Stored dataset items
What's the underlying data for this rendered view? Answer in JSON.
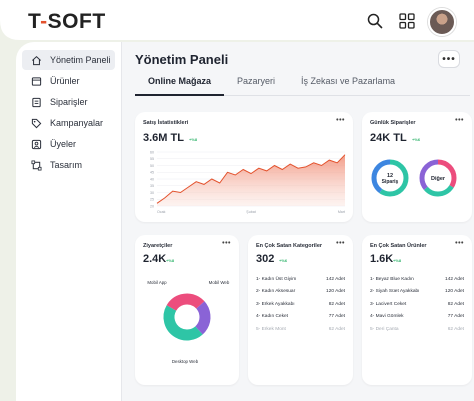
{
  "brand": {
    "logo_prefix": "T",
    "logo_dash": "-",
    "logo_rest": "SOFT"
  },
  "colors": {
    "accent": "#e3522d",
    "green": "#2fb36b",
    "teal": "#2ec5a6",
    "blue": "#3d86e0",
    "pink": "#ec4d7d",
    "violet": "#8a63d6"
  },
  "header": {
    "icons": [
      "search-icon",
      "grid-icon"
    ]
  },
  "sidebar": {
    "items": [
      {
        "label": "Yönetim Paneli",
        "icon": "home-icon",
        "active": true
      },
      {
        "label": "Ürünler",
        "icon": "box-icon",
        "active": false
      },
      {
        "label": "Siparişler",
        "icon": "receipt-icon",
        "active": false
      },
      {
        "label": "Kampanyalar",
        "icon": "tag-icon",
        "active": false
      },
      {
        "label": "Üyeler",
        "icon": "users-icon",
        "active": false
      },
      {
        "label": "Tasarım",
        "icon": "design-icon",
        "active": false
      }
    ]
  },
  "main": {
    "title": "Yönetim Paneli",
    "more": "•••",
    "tabs": [
      {
        "label": "Online Mağaza",
        "active": true
      },
      {
        "label": "Pazaryeri",
        "active": false
      },
      {
        "label": "İş Zekası ve Pazarlama",
        "active": false
      }
    ]
  },
  "cards": {
    "sales": {
      "title": "Satış İstatistikleri",
      "value": "3.6M TL",
      "change": "+%8",
      "dots": "•••"
    },
    "orders": {
      "title": "Günlük Siparişler",
      "value": "24K TL",
      "change": "+%6",
      "dots": "•••",
      "donut1_label": [
        "12",
        "Sipariş"
      ],
      "donut2_label": "Diğer"
    },
    "visitors": {
      "title": "Ziyaretçiler",
      "value": "2.4K",
      "change": "+%8",
      "dots": "•••",
      "labels": [
        "Mobil App",
        "Mobil Web",
        "Desktop Web"
      ]
    },
    "categories": {
      "title": "En Çok Satan Kategoriler",
      "value": "302",
      "change": "+%6",
      "dots": "•••",
      "rows": [
        {
          "name": "1- Kadın Üst Giyim",
          "qty": "142 Adet"
        },
        {
          "name": "2- Kadın Aksesuar",
          "qty": "120 Adet"
        },
        {
          "name": "3- Erkek Ayakkabı",
          "qty": "82 Adet"
        },
        {
          "name": "4- Kadın Ceket",
          "qty": "77 Adet"
        },
        {
          "name": "5- Erkek Mont",
          "qty": "62 Adet"
        }
      ]
    },
    "products": {
      "title": "En Çok Satan Ürünler",
      "value": "1.6K",
      "change": "+%8",
      "dots": "•••",
      "rows": [
        {
          "name": "1- Beyaz Blue Kadın",
          "qty": "142 Adet"
        },
        {
          "name": "2- Siyah Süet Ayakkabı",
          "qty": "120 Adet"
        },
        {
          "name": "3- Lacivert Ceket",
          "qty": "82 Adet"
        },
        {
          "name": "4- Mavi Gömlek",
          "qty": "77 Adet"
        },
        {
          "name": "5- Deri Çanta",
          "qty": "62 Adet"
        }
      ]
    }
  },
  "chart_data": [
    {
      "type": "area",
      "title": "Satış İstatistikleri",
      "x": [
        "Ocak",
        "Şubat",
        "Mart"
      ],
      "y_ticks": [
        "60",
        "55",
        "50",
        "45",
        "40",
        "35",
        "30",
        "25",
        "20"
      ],
      "values": [
        22,
        26,
        31,
        30,
        34,
        38,
        36,
        40,
        37,
        45,
        43,
        47,
        44,
        48,
        46,
        50,
        47,
        51,
        48,
        49,
        52,
        50,
        54,
        52,
        58
      ],
      "ylim": [
        20,
        60
      ],
      "grid": true
    },
    {
      "type": "pie",
      "title": "Ziyaretçiler",
      "labels": [
        "Mobil App",
        "Mobil Web",
        "Desktop Web"
      ],
      "values": [
        30,
        25,
        45
      ]
    }
  ]
}
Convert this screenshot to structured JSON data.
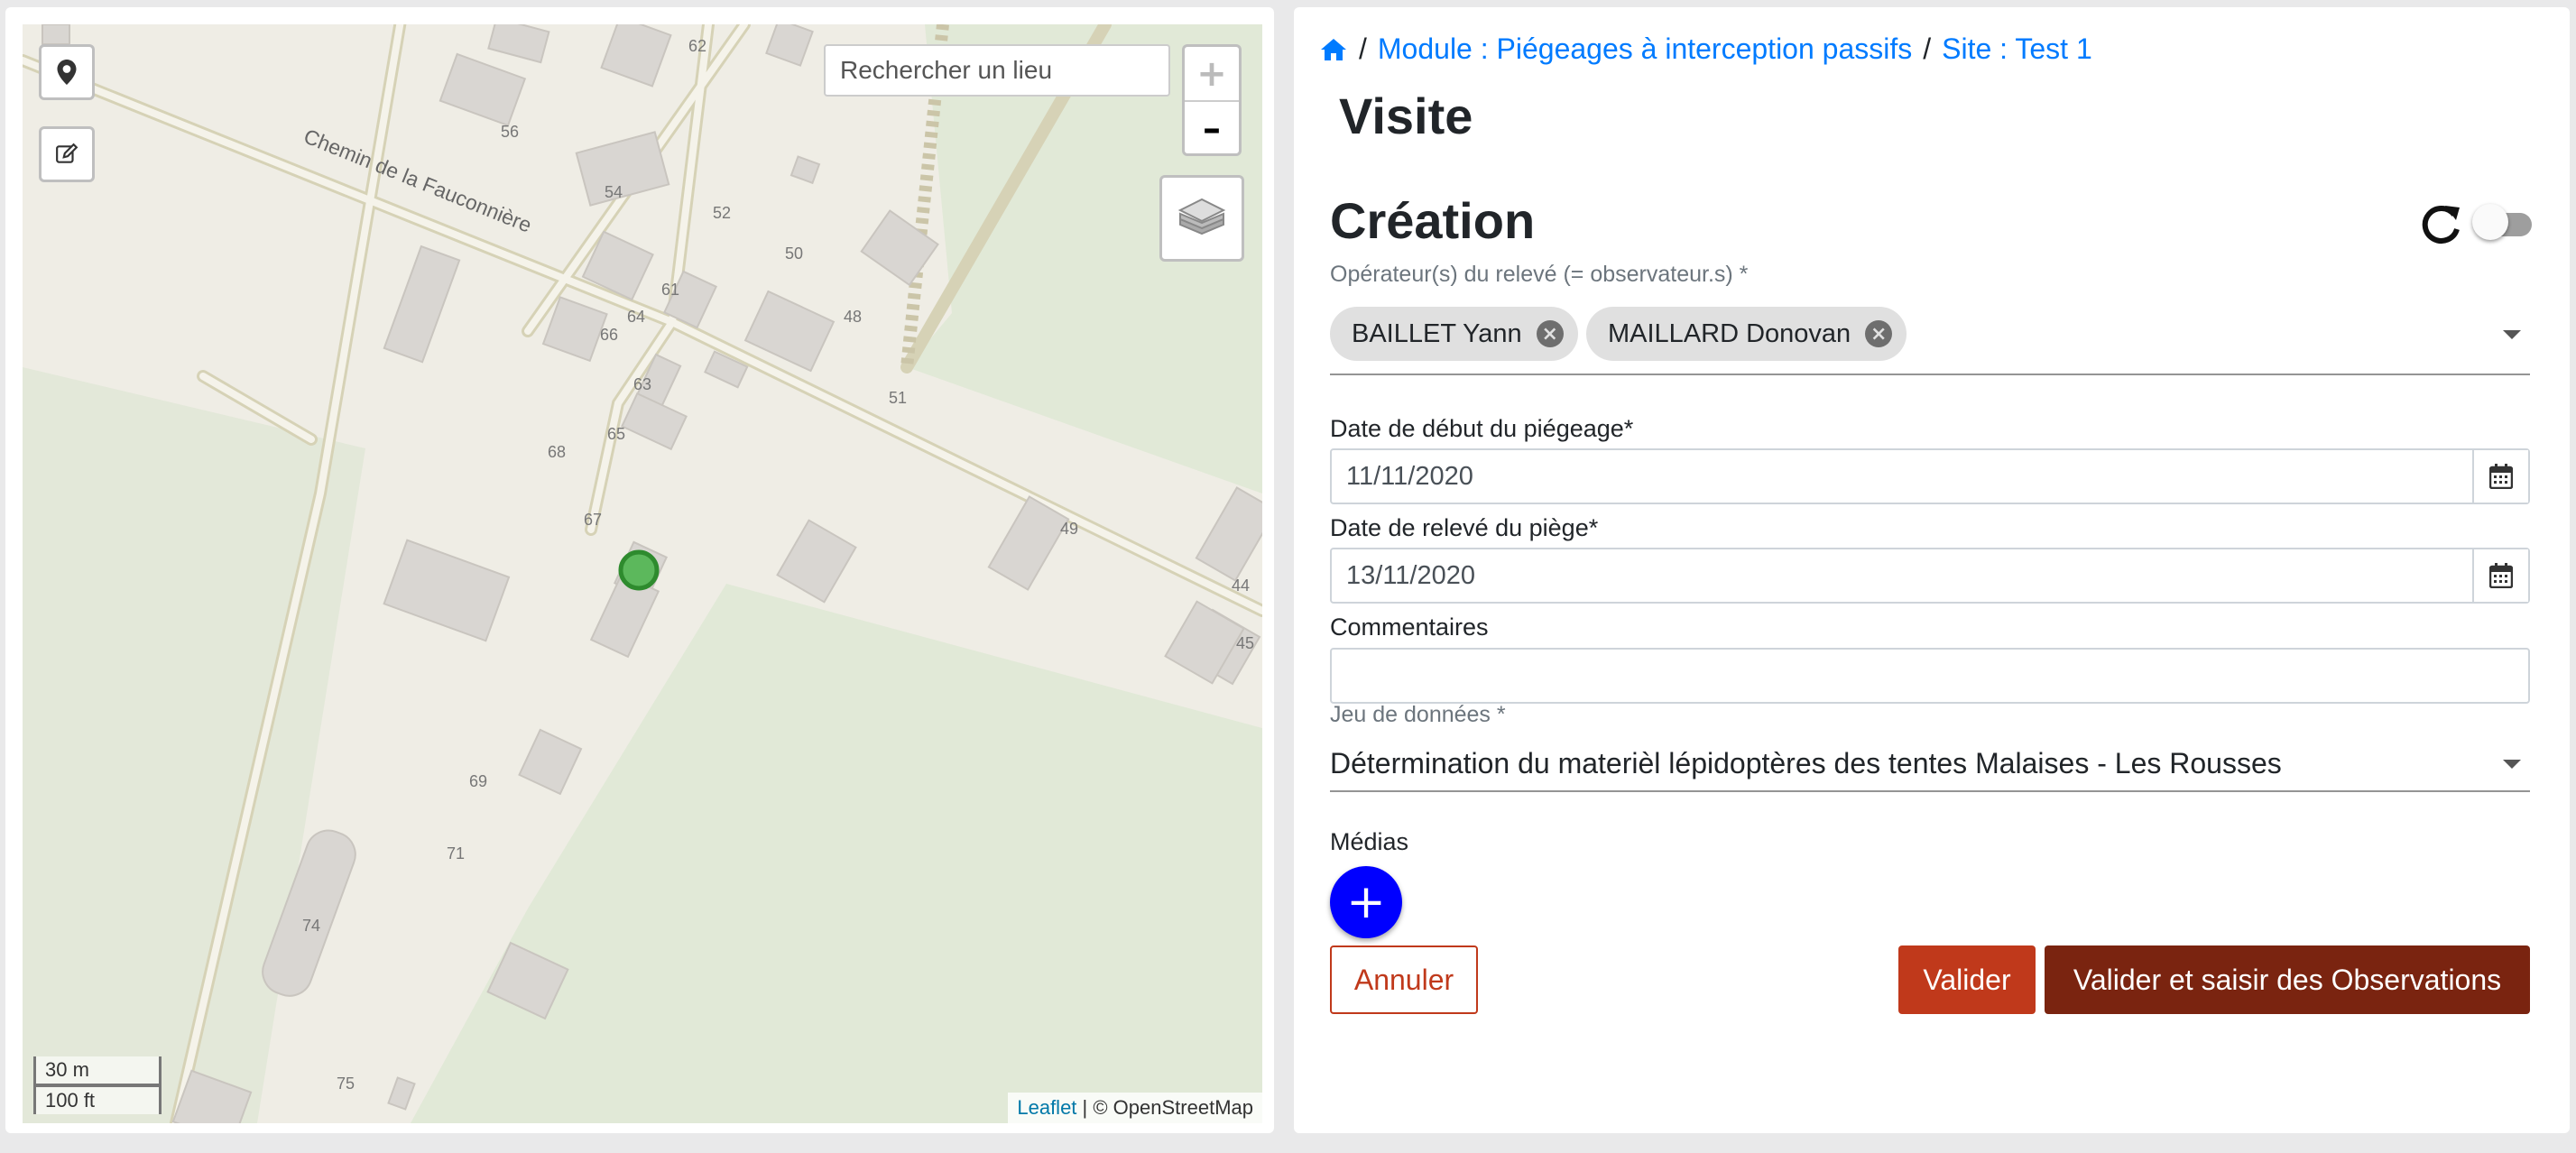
{
  "map": {
    "search_placeholder": "Rechercher un lieu",
    "zoom_in": "+",
    "zoom_out": "–",
    "scale_metric": "30 m",
    "scale_imperial": "100 ft",
    "attribution_link": "Leaflet",
    "attribution_rest": " | © OpenStreetMap",
    "street_name": "Chemin de la Fauconnière",
    "house_numbers": [
      "62",
      "56",
      "54",
      "52",
      "50",
      "48",
      "51",
      "61",
      "64",
      "66",
      "63",
      "65",
      "68",
      "67",
      "49",
      "44",
      "45",
      "69",
      "71",
      "74",
      "75"
    ],
    "marker_color": "#4caf50"
  },
  "breadcrumb": {
    "home_icon": "home-icon",
    "separator": "/",
    "module": "Module : Piégeages à interception passifs",
    "site": "Site : Test 1"
  },
  "page_title": "Visite",
  "form": {
    "title": "Création",
    "toggle_on": false,
    "operators_label": "Opérateur(s) du relevé (= observateur.s) *",
    "operators": [
      "BAILLET Yann",
      "MAILLARD Donovan"
    ],
    "start_date_label": "Date de début du piégeage*",
    "start_date_value": "11/11/2020",
    "trap_date_label": "Date de relevé du piège*",
    "trap_date_value": "13/11/2020",
    "comments_label": "Commentaires",
    "comments_value": "",
    "dataset_label": "Jeu de données *",
    "dataset_value": "Détermination du materièl lépidoptères des tentes Malaises - Les Rousses",
    "media_label": "Médias",
    "add_media": "+",
    "cancel_label": "Annuler",
    "validate_label": "Valider",
    "validate_obs_label": "Valider et saisir des Observations"
  },
  "colors": {
    "link": "#007bff",
    "accent_primary": "#c0391b",
    "accent_dark": "#7a2410",
    "fab": "#0000ff"
  }
}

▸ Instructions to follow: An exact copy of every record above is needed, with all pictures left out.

▸ Worked solution:
What's the underlying data for this rendered view? Answer in JSON.
{
  "brand": {
    "logo_prefix": "T",
    "logo_dash": "-",
    "logo_rest": "SOFT"
  },
  "colors": {
    "accent": "#e3522d",
    "green": "#2fb36b",
    "teal": "#2ec5a6",
    "blue": "#3d86e0",
    "pink": "#ec4d7d",
    "violet": "#8a63d6"
  },
  "header": {
    "icons": [
      "search-icon",
      "grid-icon"
    ]
  },
  "sidebar": {
    "items": [
      {
        "label": "Yönetim Paneli",
        "icon": "home-icon",
        "active": true
      },
      {
        "label": "Ürünler",
        "icon": "box-icon",
        "active": false
      },
      {
        "label": "Siparişler",
        "icon": "receipt-icon",
        "active": false
      },
      {
        "label": "Kampanyalar",
        "icon": "tag-icon",
        "active": false
      },
      {
        "label": "Üyeler",
        "icon": "users-icon",
        "active": false
      },
      {
        "label": "Tasarım",
        "icon": "design-icon",
        "active": false
      }
    ]
  },
  "main": {
    "title": "Yönetim Paneli",
    "more": "•••",
    "tabs": [
      {
        "label": "Online Mağaza",
        "active": true
      },
      {
        "label": "Pazaryeri",
        "active": false
      },
      {
        "label": "İş Zekası ve Pazarlama",
        "active": false
      }
    ]
  },
  "cards": {
    "sales": {
      "title": "Satış İstatistikleri",
      "value": "3.6M TL",
      "change": "+%8",
      "dots": "•••"
    },
    "orders": {
      "title": "Günlük Siparişler",
      "value": "24K TL",
      "change": "+%6",
      "dots": "•••",
      "donut1_label": [
        "12",
        "Sipariş"
      ],
      "donut2_label": "Diğer"
    },
    "visitors": {
      "title": "Ziyaretçiler",
      "value": "2.4K",
      "change": "+%8",
      "dots": "•••",
      "labels": [
        "Mobil App",
        "Mobil Web",
        "Desktop Web"
      ]
    },
    "categories": {
      "title": "En Çok Satan Kategoriler",
      "value": "302",
      "change": "+%6",
      "dots": "•••",
      "rows": [
        {
          "name": "1- Kadın Üst Giyim",
          "qty": "142 Adet"
        },
        {
          "name": "2- Kadın Aksesuar",
          "qty": "120 Adet"
        },
        {
          "name": "3- Erkek Ayakkabı",
          "qty": "82 Adet"
        },
        {
          "name": "4- Kadın Ceket",
          "qty": "77 Adet"
        },
        {
          "name": "5- Erkek Mont",
          "qty": "62 Adet"
        }
      ]
    },
    "products": {
      "title": "En Çok Satan Ürünler",
      "value": "1.6K",
      "change": "+%8",
      "dots": "•••",
      "rows": [
        {
          "name": "1- Beyaz Blue Kadın",
          "qty": "142 Adet"
        },
        {
          "name": "2- Siyah Süet Ayakkabı",
          "qty": "120 Adet"
        },
        {
          "name": "3- Lacivert Ceket",
          "qty": "82 Adet"
        },
        {
          "name": "4- Mavi Gömlek",
          "qty": "77 Adet"
        },
        {
          "name": "5- Deri Çanta",
          "qty": "62 Adet"
        }
      ]
    }
  },
  "chart_data": [
    {
      "type": "area",
      "title": "Satış İstatistikleri",
      "x": [
        "Ocak",
        "Şubat",
        "Mart"
      ],
      "y_ticks": [
        "60",
        "55",
        "50",
        "45",
        "40",
        "35",
        "30",
        "25",
        "20"
      ],
      "values": [
        22,
        26,
        31,
        30,
        34,
        38,
        36,
        40,
        37,
        45,
        43,
        47,
        44,
        48,
        46,
        50,
        47,
        51,
        48,
        49,
        52,
        50,
        54,
        52,
        58
      ],
      "ylim": [
        20,
        60
      ],
      "grid": true
    },
    {
      "type": "pie",
      "title": "Ziyaretçiler",
      "labels": [
        "Mobil App",
        "Mobil Web",
        "Desktop Web"
      ],
      "values": [
        30,
        25,
        45
      ]
    }
  ]
}
Convert this screenshot to structured JSON data.
{
  "map": {
    "search_placeholder": "Rechercher un lieu",
    "zoom_in": "+",
    "zoom_out": "–",
    "scale_metric": "30 m",
    "scale_imperial": "100 ft",
    "attribution_link": "Leaflet",
    "attribution_rest": " | © OpenStreetMap",
    "street_name": "Chemin de la Fauconnière",
    "house_numbers": [
      "62",
      "56",
      "54",
      "52",
      "50",
      "48",
      "51",
      "61",
      "64",
      "66",
      "63",
      "65",
      "68",
      "67",
      "49",
      "44",
      "45",
      "69",
      "71",
      "74",
      "75"
    ],
    "marker_color": "#4caf50"
  },
  "breadcrumb": {
    "home_icon": "home-icon",
    "separator": "/",
    "module": "Module : Piégeages à interception passifs",
    "site": "Site : Test 1"
  },
  "page_title": "Visite",
  "form": {
    "title": "Création",
    "toggle_on": false,
    "operators_label": "Opérateur(s) du relevé (= observateur.s) *",
    "operators": [
      "BAILLET Yann",
      "MAILLARD Donovan"
    ],
    "start_date_label": "Date de début du piégeage*",
    "start_date_value": "11/11/2020",
    "trap_date_label": "Date de relevé du piège*",
    "trap_date_value": "13/11/2020",
    "comments_label": "Commentaires",
    "comments_value": "",
    "dataset_label": "Jeu de données *",
    "dataset_value": "Détermination du materièl lépidoptères des tentes Malaises - Les Rousses",
    "media_label": "Médias",
    "add_media": "+",
    "cancel_label": "Annuler",
    "validate_label": "Valider",
    "validate_obs_label": "Valider et saisir des Observations"
  },
  "colors": {
    "link": "#007bff",
    "accent_primary": "#c0391b",
    "accent_dark": "#7a2410",
    "fab": "#0000ff"
  }
}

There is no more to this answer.